The field of robotics has evolved from being merely an application of control systems to establishing itself as a distinct discipline and a thriving industry. While  robotics and mechatronics share similarities, both combining mechanical and control engineering to offer technical solutions for specific purposes, robotics stands out as a field that is markedly demand-driven, practical, and solution-oriented. Consequently,  the challenges encountered in robotics often necessitate not only the development of new solutions by optimally integrating existing methods but also exploring entirely novel methodologies and simulation approaches.

Due to these distinctive characteristics, engineering methods used in robotics are in a perpetual state of evolution. Control engineering methods follow a similar trajectory.

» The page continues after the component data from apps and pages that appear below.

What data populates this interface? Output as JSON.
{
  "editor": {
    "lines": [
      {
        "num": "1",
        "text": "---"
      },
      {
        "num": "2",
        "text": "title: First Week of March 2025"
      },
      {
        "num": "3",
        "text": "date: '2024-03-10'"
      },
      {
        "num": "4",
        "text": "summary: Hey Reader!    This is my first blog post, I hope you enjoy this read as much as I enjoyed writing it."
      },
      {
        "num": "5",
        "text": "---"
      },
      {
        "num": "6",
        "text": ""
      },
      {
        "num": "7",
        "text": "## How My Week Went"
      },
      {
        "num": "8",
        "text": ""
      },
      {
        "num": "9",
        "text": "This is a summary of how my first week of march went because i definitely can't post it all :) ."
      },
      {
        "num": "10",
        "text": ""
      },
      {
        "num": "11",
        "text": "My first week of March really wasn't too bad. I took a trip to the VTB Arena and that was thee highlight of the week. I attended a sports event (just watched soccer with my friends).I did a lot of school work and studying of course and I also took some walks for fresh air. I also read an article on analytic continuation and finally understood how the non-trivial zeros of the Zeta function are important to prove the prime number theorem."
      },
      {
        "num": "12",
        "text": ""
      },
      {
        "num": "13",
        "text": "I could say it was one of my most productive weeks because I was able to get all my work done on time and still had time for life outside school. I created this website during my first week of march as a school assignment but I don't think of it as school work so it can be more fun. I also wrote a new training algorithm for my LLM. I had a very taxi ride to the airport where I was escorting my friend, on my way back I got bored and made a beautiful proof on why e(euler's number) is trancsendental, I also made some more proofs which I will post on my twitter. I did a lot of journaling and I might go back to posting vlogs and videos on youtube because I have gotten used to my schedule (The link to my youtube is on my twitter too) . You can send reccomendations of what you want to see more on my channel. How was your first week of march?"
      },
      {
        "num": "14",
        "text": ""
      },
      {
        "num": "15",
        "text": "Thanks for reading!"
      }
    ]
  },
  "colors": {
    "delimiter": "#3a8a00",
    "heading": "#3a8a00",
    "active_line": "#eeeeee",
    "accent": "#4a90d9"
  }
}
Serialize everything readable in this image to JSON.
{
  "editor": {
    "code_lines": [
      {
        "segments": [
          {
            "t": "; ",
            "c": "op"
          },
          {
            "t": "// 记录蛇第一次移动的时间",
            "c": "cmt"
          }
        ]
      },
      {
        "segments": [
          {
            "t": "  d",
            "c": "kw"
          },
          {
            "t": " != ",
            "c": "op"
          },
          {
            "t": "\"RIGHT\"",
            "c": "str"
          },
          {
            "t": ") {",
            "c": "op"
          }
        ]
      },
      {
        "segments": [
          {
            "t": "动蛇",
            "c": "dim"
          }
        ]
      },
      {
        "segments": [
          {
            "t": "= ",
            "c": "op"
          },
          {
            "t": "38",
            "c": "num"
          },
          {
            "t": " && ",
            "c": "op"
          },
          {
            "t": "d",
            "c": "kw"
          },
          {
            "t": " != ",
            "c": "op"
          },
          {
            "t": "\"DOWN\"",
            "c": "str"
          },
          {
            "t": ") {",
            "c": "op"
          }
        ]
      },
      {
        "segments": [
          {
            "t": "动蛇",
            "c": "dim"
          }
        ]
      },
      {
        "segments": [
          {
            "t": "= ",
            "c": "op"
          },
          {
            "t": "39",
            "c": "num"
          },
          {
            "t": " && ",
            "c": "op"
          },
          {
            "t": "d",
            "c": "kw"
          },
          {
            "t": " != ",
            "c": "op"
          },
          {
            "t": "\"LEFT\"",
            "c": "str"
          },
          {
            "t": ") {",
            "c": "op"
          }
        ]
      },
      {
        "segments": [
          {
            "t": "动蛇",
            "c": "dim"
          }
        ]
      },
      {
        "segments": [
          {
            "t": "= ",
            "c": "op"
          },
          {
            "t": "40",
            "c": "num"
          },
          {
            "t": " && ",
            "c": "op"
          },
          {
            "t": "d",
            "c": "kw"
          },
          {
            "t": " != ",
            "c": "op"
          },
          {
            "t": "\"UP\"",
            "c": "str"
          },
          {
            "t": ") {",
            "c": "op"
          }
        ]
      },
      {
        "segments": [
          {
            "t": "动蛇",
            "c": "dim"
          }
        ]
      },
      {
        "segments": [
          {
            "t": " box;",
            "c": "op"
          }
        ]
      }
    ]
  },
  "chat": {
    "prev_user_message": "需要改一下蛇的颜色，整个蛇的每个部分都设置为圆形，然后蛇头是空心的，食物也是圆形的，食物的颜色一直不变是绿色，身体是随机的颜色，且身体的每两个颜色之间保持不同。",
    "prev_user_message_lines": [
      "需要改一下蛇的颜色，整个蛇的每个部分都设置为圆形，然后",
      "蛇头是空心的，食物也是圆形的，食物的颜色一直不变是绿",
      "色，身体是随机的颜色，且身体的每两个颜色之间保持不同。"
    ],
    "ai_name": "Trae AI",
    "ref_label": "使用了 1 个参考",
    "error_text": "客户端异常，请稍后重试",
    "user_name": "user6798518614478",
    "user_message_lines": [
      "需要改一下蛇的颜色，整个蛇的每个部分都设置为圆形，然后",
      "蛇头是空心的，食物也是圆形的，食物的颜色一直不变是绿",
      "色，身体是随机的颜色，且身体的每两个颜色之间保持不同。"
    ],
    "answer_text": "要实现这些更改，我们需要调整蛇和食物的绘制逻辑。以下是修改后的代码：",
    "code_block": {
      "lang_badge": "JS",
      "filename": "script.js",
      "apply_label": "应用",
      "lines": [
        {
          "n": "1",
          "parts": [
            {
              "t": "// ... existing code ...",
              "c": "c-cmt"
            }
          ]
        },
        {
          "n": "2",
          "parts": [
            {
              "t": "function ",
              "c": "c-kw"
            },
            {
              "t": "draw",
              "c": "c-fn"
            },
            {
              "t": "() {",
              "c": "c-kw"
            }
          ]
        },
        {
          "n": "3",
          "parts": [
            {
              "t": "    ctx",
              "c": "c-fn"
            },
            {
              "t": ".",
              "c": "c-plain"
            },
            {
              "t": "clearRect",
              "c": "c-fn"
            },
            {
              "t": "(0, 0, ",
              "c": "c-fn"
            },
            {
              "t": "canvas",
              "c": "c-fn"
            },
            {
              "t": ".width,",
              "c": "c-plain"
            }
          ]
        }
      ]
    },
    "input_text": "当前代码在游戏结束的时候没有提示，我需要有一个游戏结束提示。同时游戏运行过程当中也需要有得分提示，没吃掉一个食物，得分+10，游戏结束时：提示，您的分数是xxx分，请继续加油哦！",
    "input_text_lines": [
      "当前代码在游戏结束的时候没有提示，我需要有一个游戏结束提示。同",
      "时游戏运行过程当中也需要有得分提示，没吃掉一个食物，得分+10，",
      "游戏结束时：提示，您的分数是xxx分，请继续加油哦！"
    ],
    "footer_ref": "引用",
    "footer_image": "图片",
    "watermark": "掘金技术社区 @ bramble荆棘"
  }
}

Classical robotics, which once relied on planning and precisely executing motions,  has undergone a paradigm shift in the 2020s, focusing on task-oriented, data-driven, simulation-based design, among other approaches. Consequently, control in robotics is no longer confined to mere motion generation; it now serves as preparatory work for crafting  sophisticated system designs and assumes the role of risk management, actively adapting to complex and unpredictable environments.

The academic community of robotics researchers continues to expand daily. The Robotics Group within IFAC strives to be a specialized community with a central focus on the control of robotic systems. The TC4.3 aims to serve as a platform for the exchange of  ideas concerning the rapidly advancing field of robot control technology, offering a forum for young engineers and researchers to participate in open and constructive discussions.

Scope of TC4.3 : 

IFAC's TC4.3 aims to address the academic, societal, and industrial issues related to robotics and discuss appropriate solutions. The specific topics to be covered include (but are not limited to):
  • Societal, cultural, economic, and industrial demands for robotics.
  • Technical and economic challenges in promoting the industrialization of robots.
  • Mechatronics approaches for robot system development.
  • The latest component technologies that constitute robots.
  • Robot operating systems.
  • Data collection, signal processing, and management for robots.
  • Service design for robots and user feedback management.
  • Cooperative control methods using multiple robots.
  • Robot system simulation and reinforcement learning.
  • Methods to bridge the gap between simulation and real-world application (Sim2real).